Sign over a portion of your future season’s yield in advance – by CSA – to free up your cashflow.
Your stockholders/subscribers also will facilitate brand advocacy in your local area.
Meanwhile, take the remainder of your produce to the market and gather some sign-ups for the next harvest.
Vendor Example #11 – Generate some demand
“Sheep are great to raise,” says Paul. “Unfortunately, there is not that much demand for lamb up here. People want chicken and beef because they know how to prepare those things. If we wanted to sell more lamb that would mean also educating people about a new product.” – Happy Pig Organic Farm
Is your product a crowd favourite?
If not, why not generate some demand?
Get thoughtful about how you communicate the benefits of your produce to your chosen audiences.
Make it easy for them to make their purchase decision.
Back up your presentation with point of sale collateral, combined with timely mailshots by email to encourage use.
Vendor Example #12 – Bulk package
“…sell their products in bulk, offering a box of mixed cuts that is affordable and could fit easily in the average freezer. With this strategy, Tyler and Sacha benefit by being able to sell more product per order, making the most of marketing and delivery resources. “We have an idea of what mix of cuts people are looking for and about how long it takes for our customers to go through one of our freezer boxes,” explains Tyler.” – Cutter Ranch
Bulk produce sales tap into a whole new customer dynamic.
Bulk sales bring larger revenue per sale from consumers, albeit with a decreased frequency of sale (…because a bulk purchase should last longer).
Having said that though, with a bulk purchase, the value on offer is often much more beneficial.
This would lead to greater loyalty & repeat custom.
To up your transactions, simply grow your customer base.
When you think about mimicking the best selling produce at your farmers market – there are many routes for improvement.
Not all of them are the obvious marketing ploys either.
Some are more investment intensive…
Whilst others involve tweaking your marketing mix to augment your value proposal.
Adopting new products or innovating to reach new niches are also ways of increasing exposure.
Whatever you do, it’s worth remembering that your farmers’ market is just one single cog in your whole marketing machine.
Respect it and use it for what it’s worth…perhaps your strategy will favour it?…
Either way, farmers’ markets have their own distinct benefits which arguably make them both a traditional and contemporary go-to.

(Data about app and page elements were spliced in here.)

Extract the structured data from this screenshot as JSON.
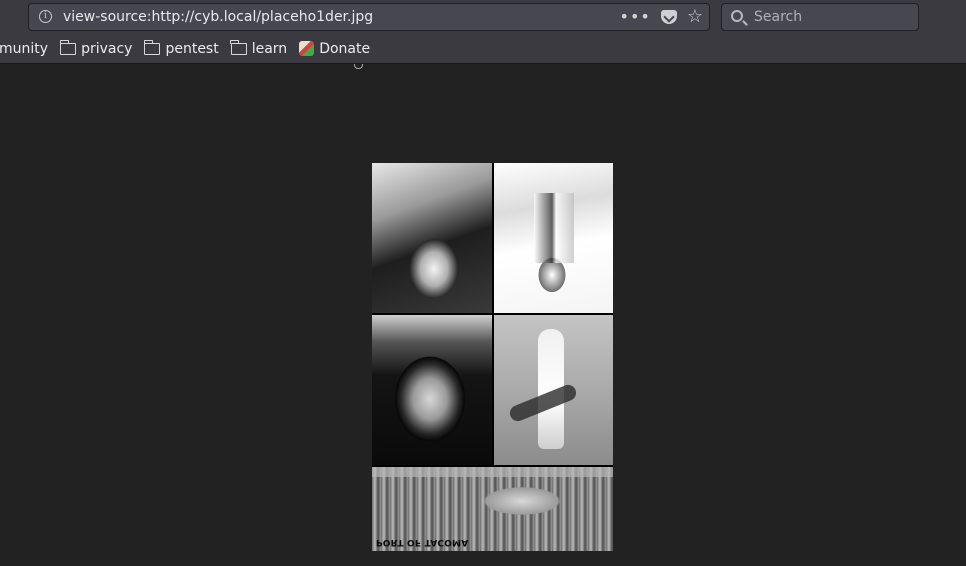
{
  "browser": {
    "url": "view-source:http://cyb.local/placeho1der.jpg",
    "search_placeholder": "Search",
    "page_actions": "•••"
  },
  "bookmarks": [
    {
      "label": "munity",
      "icon": "folder-icon"
    },
    {
      "label": "privacy",
      "icon": "folder-icon"
    },
    {
      "label": "pentest",
      "icon": "folder-icon"
    },
    {
      "label": "learn",
      "icon": "folder-icon"
    },
    {
      "label": "Donate",
      "icon": "donate-icon"
    }
  ],
  "image": {
    "caption": "PORT OF TACOMA",
    "tiles": 5,
    "style": "inverted grayscale collage, upside down"
  },
  "colors": {
    "toolbar": "#3a3a40",
    "viewport": "#222223",
    "urlbar": "#474750"
  }
}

Do you have any experience of being a local best seller of produce at a farmers’ market?
Leave a comment below.
Do you want further information about how you might improve your farmers’ market success?
Feel free to get in touch.
Categorised in: Farmers Markets